Summer 2020

The months between spring and summer editions of Colgate Research have been of global and national significance for researchers, whether they be concerned with natural and physical sciences, the social sciences, or the humanities. In both the near and distant future they will dedicate their careers to investigating the impact and complexities upon their scholarly disciplines.

Indeed, these times are so pivotal, you can hear the echoes (sometimes faint, occasionally intense) in every story of this publication, though the research discussed herein dates back to days when we could freely meet with colleagues and students in person or lose ourselves for hours of research in our offices, labs, and libraries. Our faculty explore the heartiness and creativity of nature and natural forces. Others delve into the gathering or the presenting of clear facts to inform policy decisions. We also look back on the spread of an idea — in this case, Christianity and the Bible as it was presented to Native Americans by colonizing Europeans, who were not prepared for the reception their holy book would meet in this “new” land that was, in reality, so very old.

I invite you to read on — and to stay well.

Tracey E. Hucks ’87, MA’90
Provost and Dean of the Faculty
James A. Storing Professor of Religion and Africana & Latin American Studies

All Stories

Looking down over a railing at a map on the floor of the District Six Museum

Memory Work

While some of these institutions encourage the kinds of productive historical dialogue that Karn believes can help former enemies, survivors, and future generations move toward peace, others fuel — or do little to temper — ongoing hostility.
Man posing with microphone
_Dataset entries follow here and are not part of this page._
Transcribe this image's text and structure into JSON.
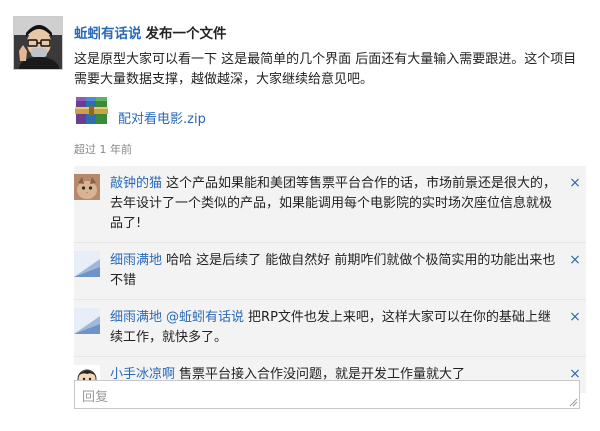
{
  "post": {
    "author": "蚯蚓有话说",
    "action": "发布一个文件",
    "body": "这是原型大家可以看一下 这是最简单的几个界面 后面还有大量输入需要跟进。这个项目需要大量数据支撑，越做越深，大家继续给意见吧。",
    "attachment": {
      "name": "配对看电影.zip",
      "icon": "winrar-archive-icon"
    },
    "timestamp": "超过 1 年前"
  },
  "comments": [
    {
      "author": "敲钟的猫",
      "mention": "",
      "text": "这个产品如果能和美团等售票平台合作的话，市场前景还是很大的，去年设计了一个类似的产品，如果能调用每个电影院的实时场次座位信息就极品了!",
      "avatar": "cat-photo-avatar"
    },
    {
      "author": "细雨满地",
      "mention": "",
      "text": "哈哈 这是后续了 能做自然好 前期咋们就做个极简实用的功能出来也不错",
      "avatar": "default-blue-avatar"
    },
    {
      "author": "细雨满地",
      "mention": "@蚯蚓有话说",
      "text": "把RP文件也发上来吧，这样大家可以在你的基础上继续工作，就快多了。",
      "avatar": "default-blue-avatar"
    },
    {
      "author": "小手冰凉啊",
      "mention": "",
      "text": "售票平台接入合作没问题，就是开发工作量就大了",
      "avatar": "cartoon-avatar"
    }
  ],
  "close_symbol": "×",
  "reply": {
    "placeholder": "回复",
    "value": ""
  },
  "colors": {
    "link": "#2a69b8",
    "comment_bg": "#f3f3f3",
    "muted": "#888888"
  }
}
Dancing Otherwise

According to Assistant Professor of Dance Amy Swanson, the contemporary Senegalese dance scene has become a liminal space in which artists can explore expressions of gender and sexuality that are at odds with social norms — as long as they deny they’re doing any such thing.
individuals at work in pond

A Sense of History

In his new book, Empires of the Senses, published by Oxford University Press, Rotter offers a study of the ways that English-speaking powers — the British in India, the Americans in the Philippines — experienced the landscapes they had conquered, and how those experiences colored their beliefs about them.
child wearing hockey gear skates in rink

Moving the Puck

Colgate Assistant Women’s Ice Hockey Coach Stefan Decosse is attempting to answer questions about the geography of hockey itself — how 21st-century economics and infrastructure are remapping the sport.